Exercise data:
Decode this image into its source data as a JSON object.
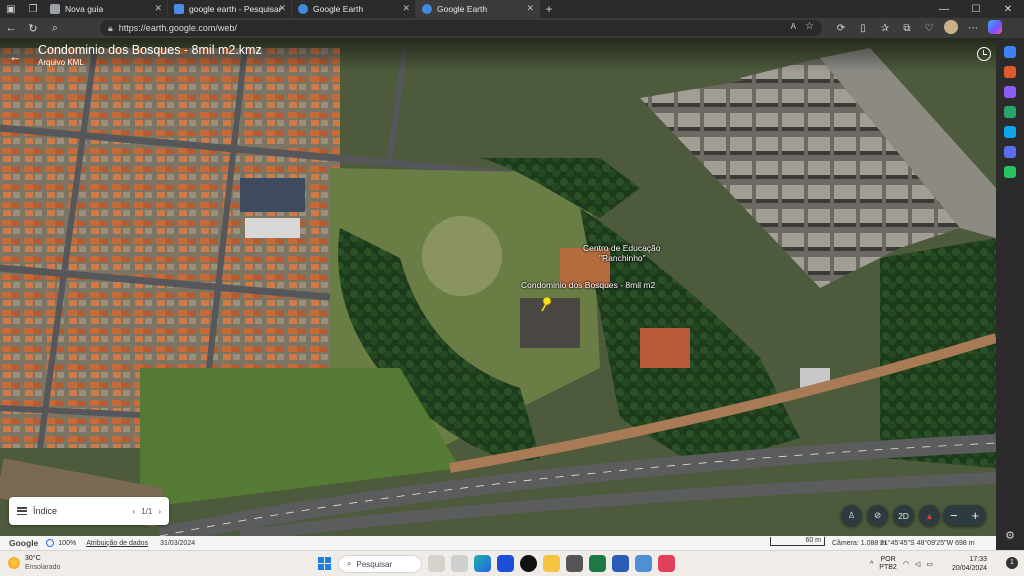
{
  "tabs": [
    {
      "title": "Nova guia",
      "color": "#9aa0a6",
      "active": false
    },
    {
      "title": "google earth - Pesquisar",
      "color": "#4a8ce8",
      "active": false
    },
    {
      "title": "Google Earth",
      "color": "#3e8be0",
      "active": false
    },
    {
      "title": "Google Earth",
      "color": "#3e8be0",
      "active": true
    }
  ],
  "address": {
    "url": "https://earth.google.com/web/"
  },
  "document": {
    "title": "Condominio dos Bosques - 8mil m2.kmz",
    "subtitle": "Arquivo KML"
  },
  "map_labels": {
    "school_line1": "Centro de Educação",
    "school_line2": "\"Ranchinho\"",
    "placemark": "Condominio dos Bosques - 8mil m2"
  },
  "index_panel": {
    "label": "Índice",
    "page": "1/1"
  },
  "controls": {
    "view_mode": "2D"
  },
  "status": {
    "brand": "Google",
    "load_percent": "100%",
    "attribution": "Atribuição de dados",
    "date": "31/03/2024",
    "scale": "60 m",
    "camera": "Câmera: 1.088 m",
    "coords": "21°45'45\"S 48°09'25\"W  698 m"
  },
  "taskbar": {
    "temp": "30°C",
    "weather": "Ensolarado",
    "search_placeholder": "Pesquisar",
    "lang1": "POR",
    "lang2": "PTB2",
    "time": "17:33",
    "date": "20/04/2024",
    "notifications": "1"
  },
  "sidebar_colors": [
    "#3b82f6",
    "#e05a2b",
    "#8b5cf6",
    "#2aa36b",
    "#0ea5e9",
    "#5b6cf0",
    "#22c55e"
  ]
}
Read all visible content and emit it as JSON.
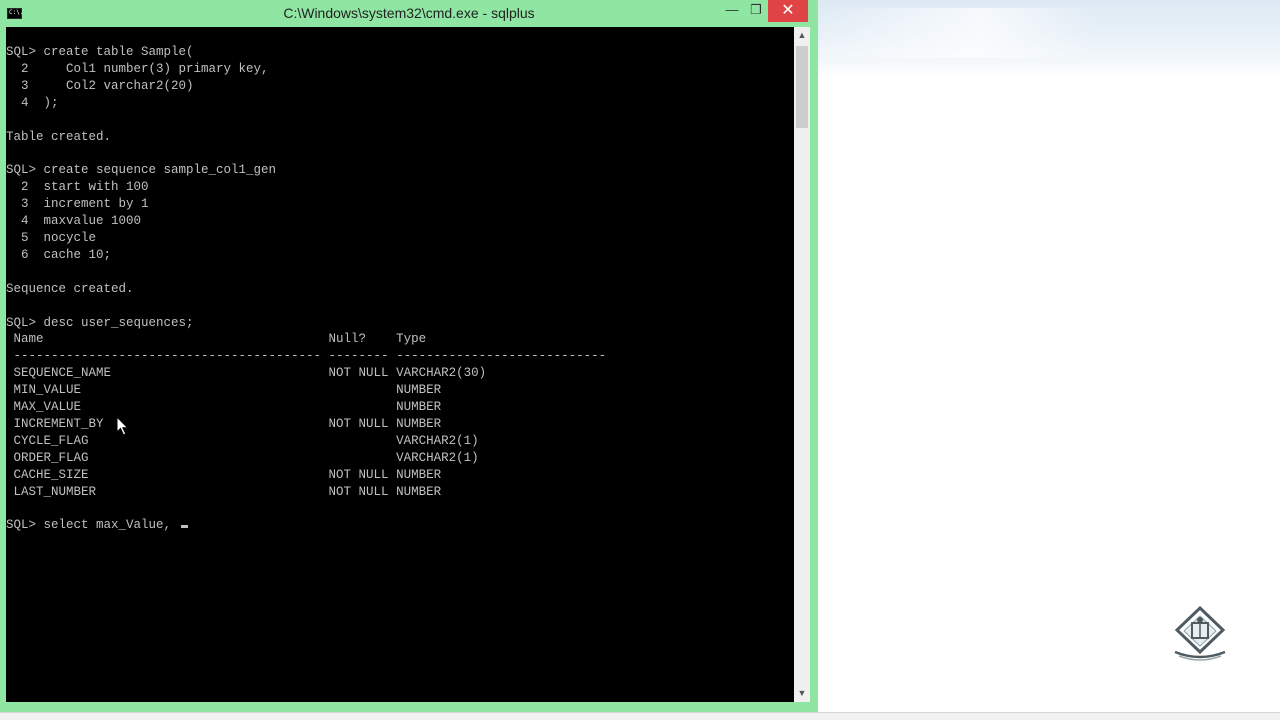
{
  "window": {
    "title": "C:\\Windows\\system32\\cmd.exe - sqlplus",
    "icon_label": "C:\\.",
    "controls": {
      "minimize": "—",
      "maximize": "❐",
      "close": "✕"
    }
  },
  "console": {
    "lines": [
      "SQL> create table Sample(",
      "  2     Col1 number(3) primary key,",
      "  3     Col2 varchar2(20)",
      "  4  );",
      "",
      "Table created.",
      "",
      "SQL> create sequence sample_col1_gen",
      "  2  start with 100",
      "  3  increment by 1",
      "  4  maxvalue 1000",
      "  5  nocycle",
      "  6  cache 10;",
      "",
      "Sequence created.",
      "",
      "SQL> desc user_sequences;",
      " Name                                      Null?    Type",
      " ----------------------------------------- -------- ----------------------------",
      " SEQUENCE_NAME                             NOT NULL VARCHAR2(30)",
      " MIN_VALUE                                          NUMBER",
      " MAX_VALUE                                          NUMBER",
      " INCREMENT_BY                              NOT NULL NUMBER",
      " CYCLE_FLAG                                         VARCHAR2(1)",
      " ORDER_FLAG                                         VARCHAR2(1)",
      " CACHE_SIZE                                NOT NULL NUMBER",
      " LAST_NUMBER                               NOT NULL NUMBER",
      ""
    ],
    "input_line": "SQL> select max_Value, "
  },
  "scrollbar": {
    "up": "▲",
    "down": "▼"
  },
  "colors": {
    "titlebar": "#8fe6a2",
    "console_bg": "#000000",
    "console_fg": "#c0c0c0",
    "close": "#e04343"
  }
}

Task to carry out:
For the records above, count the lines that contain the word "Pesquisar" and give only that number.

Written reply:
2